“And [Avraham] said: ‘My lord, if now I have found favor in your sight, pass not away, please, from your servant.” (Genesis 18:3)

Our forefather Avraham (Abraham) exemplified the attribute of loving kindness, as demonstrated in numerous episodes in the Torah, notably his encounter with the three “wayfarers” in Genesis 18. Avraham’s behavior serves as a model for all generations of the ideal manner in which to perform kindness for others. Rather than presenting himself as a benevolent philanthropist looking for poor souls upon whom to bestow benefit, Avraham treats the wayfarers as though they stand in the higher position and that he desires that they bestow a kindness upon him! He confers upon them the title “lord” and depicts himself as their servant. Avraham indicates that he is the recipient of kindness and they the givers if they acquiesce to his plea to stay for a visit with him, when in fact the opposite was the case. But we learn from Avraham that indeed the highest form of giving is to make the receiver feel that he or she is the giver.

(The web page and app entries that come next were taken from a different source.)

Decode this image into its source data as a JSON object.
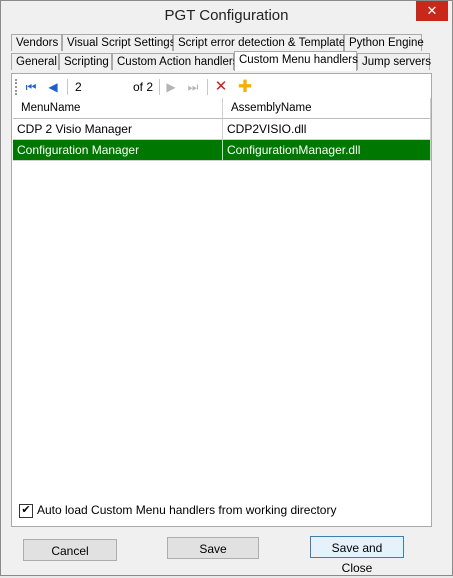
{
  "window": {
    "title": "PGT Configuration",
    "close_glyph": "✕"
  },
  "tabs": {
    "row1": [
      "Vendors",
      "Visual Script Settings",
      "Script error detection & Templates",
      "Python Engine"
    ],
    "row2": [
      "General",
      "Scripting",
      "Custom Action handlers",
      "Custom Menu handlers",
      "Jump servers"
    ],
    "active": "Custom Menu handlers"
  },
  "navigator": {
    "position": "2",
    "of_label": "of 2",
    "icons": [
      "first-record-icon",
      "previous-record-icon",
      "next-record-icon",
      "last-record-icon",
      "delete-icon",
      "add-icon"
    ]
  },
  "grid": {
    "columns": [
      "MenuName",
      "AssemblyName"
    ],
    "rows": [
      {
        "menu_name": "CDP 2 Visio Manager",
        "assembly_name": "CDP2VISIO.dll"
      },
      {
        "menu_name": "Configuration Manager",
        "assembly_name": "ConfigurationManager.dll"
      }
    ],
    "selected_row": 1,
    "selection_color": "#007700"
  },
  "options": {
    "autoload_label": "Auto load Custom Menu handlers from working directory",
    "autoload_checked": true
  },
  "buttons": {
    "cancel": "Cancel",
    "save": "Save",
    "save_close": "Save and Close"
  }
}
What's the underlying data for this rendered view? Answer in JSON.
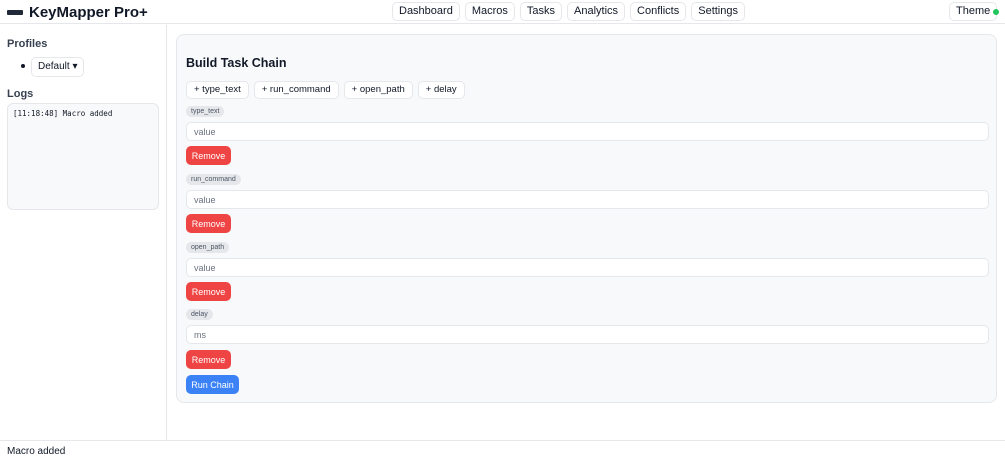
{
  "app": {
    "title": "KeyMapper Pro+"
  },
  "nav": {
    "items": [
      "Dashboard",
      "Macros",
      "Tasks",
      "Analytics",
      "Conflicts",
      "Settings"
    ]
  },
  "header": {
    "theme_label": "Theme",
    "status_color": "#22c55e"
  },
  "sidebar": {
    "profiles_heading": "Profiles",
    "profile_selected": "Default ▾",
    "logs_heading": "Logs",
    "log_lines": [
      "[11:18:48] Macro added"
    ]
  },
  "builder": {
    "title": "Build Task Chain",
    "add_buttons": [
      "+ type_text",
      "+ run_command",
      "+ open_path",
      "+ delay"
    ],
    "steps": [
      {
        "type": "type_text",
        "placeholder": "value",
        "value": "",
        "remove_label": "Remove"
      },
      {
        "type": "run_command",
        "placeholder": "value",
        "value": "",
        "remove_label": "Remove"
      },
      {
        "type": "open_path",
        "placeholder": "value",
        "value": "",
        "remove_label": "Remove"
      },
      {
        "type": "delay",
        "placeholder": "ms",
        "value": "",
        "remove_label": "Remove"
      }
    ],
    "run_label": "Run Chain"
  },
  "footer": {
    "status_text": "Macro added"
  },
  "colors": {
    "danger": "#ef4444",
    "primary": "#3b82f6",
    "status_ok": "#22c55e"
  }
}
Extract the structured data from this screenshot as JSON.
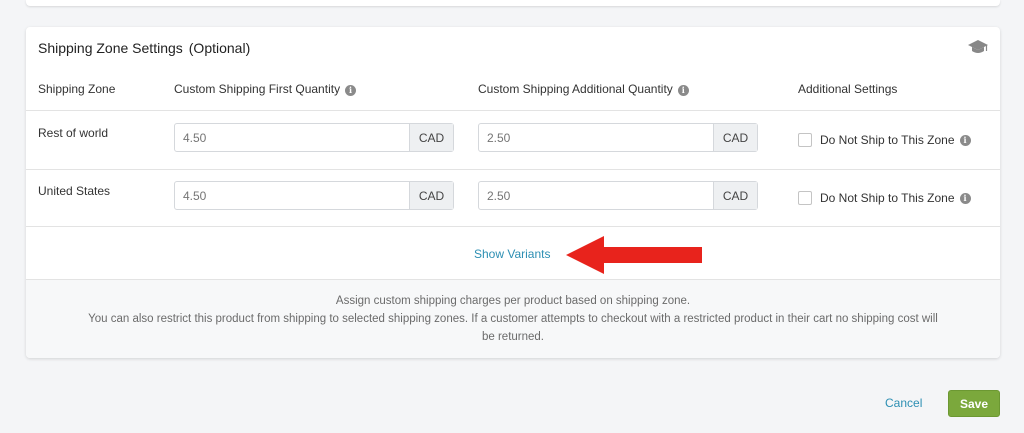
{
  "section": {
    "title": "Shipping Zone Settings",
    "optional_label": "(Optional)",
    "icon": "graduation-cap-icon"
  },
  "table": {
    "headers": {
      "zone": "Shipping Zone",
      "first_qty": "Custom Shipping First Quantity",
      "additional_qty": "Custom Shipping Additional Quantity",
      "additional_settings": "Additional Settings"
    },
    "rows": [
      {
        "zone": "Rest of world",
        "first_placeholder": "4.50",
        "first_currency": "CAD",
        "additional_placeholder": "2.50",
        "additional_currency": "CAD",
        "checkbox_label": "Do Not Ship to This Zone",
        "checked": false
      },
      {
        "zone": "United States",
        "first_placeholder": "4.50",
        "first_currency": "CAD",
        "additional_placeholder": "2.50",
        "additional_currency": "CAD",
        "checkbox_label": "Do Not Ship to This Zone",
        "checked": false
      }
    ]
  },
  "show_variants_label": "Show Variants",
  "footer": {
    "line1": "Assign custom shipping charges per product based on shipping zone.",
    "line2": "You can also restrict this product from shipping to selected shipping zones. If a customer attempts to checkout with a restricted product in their cart no shipping cost will",
    "line3": "be returned."
  },
  "actions": {
    "cancel_label": "Cancel",
    "save_label": "Save"
  },
  "colors": {
    "link": "#2d8fb3",
    "save_button": "#7ba83c",
    "annotation_arrow": "#e8231c"
  }
}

Everyone knows that while receiving a kindness involves a benefit to the one who receives, the receiver cannot help but feel diminished by feeling “needy” or “undeserving” of the benefit received. Avraham, the master of loving kindness, ensured that even in giving, the greatest gift he could confer upon another was to turn them into the giver. He presented himself as someone who needed something from them, that is, that they allow him the privilege of serving them. Let us learn from Avraham, increase our capacity for giving, and in doing so, empower the recipients of our kindness to unlock their own potential to walk in the footsteps of our forefathers.

FOOD FOR THOUGHT: Avraham learned all his upright behaviors by studying the ways of God. How does Avraham’s behavior mirror that of the Creator? Please comment.

Based on Shla”h, Parshas VaYera

Visit us on Facebook:

(Image from


Leave a Reply

Fill in your details below or click an icon to log in: Logo

You are commenting using your account. Log Out /  Change )

Google photo

You are commenting using your Google account. Log Out /  Change )

Twitter picture

You are commenting using your Twitter account. Log Out /  Change )

Facebook photo

You are commenting using your Facebook account. Log Out /  Change )

Connecting to %s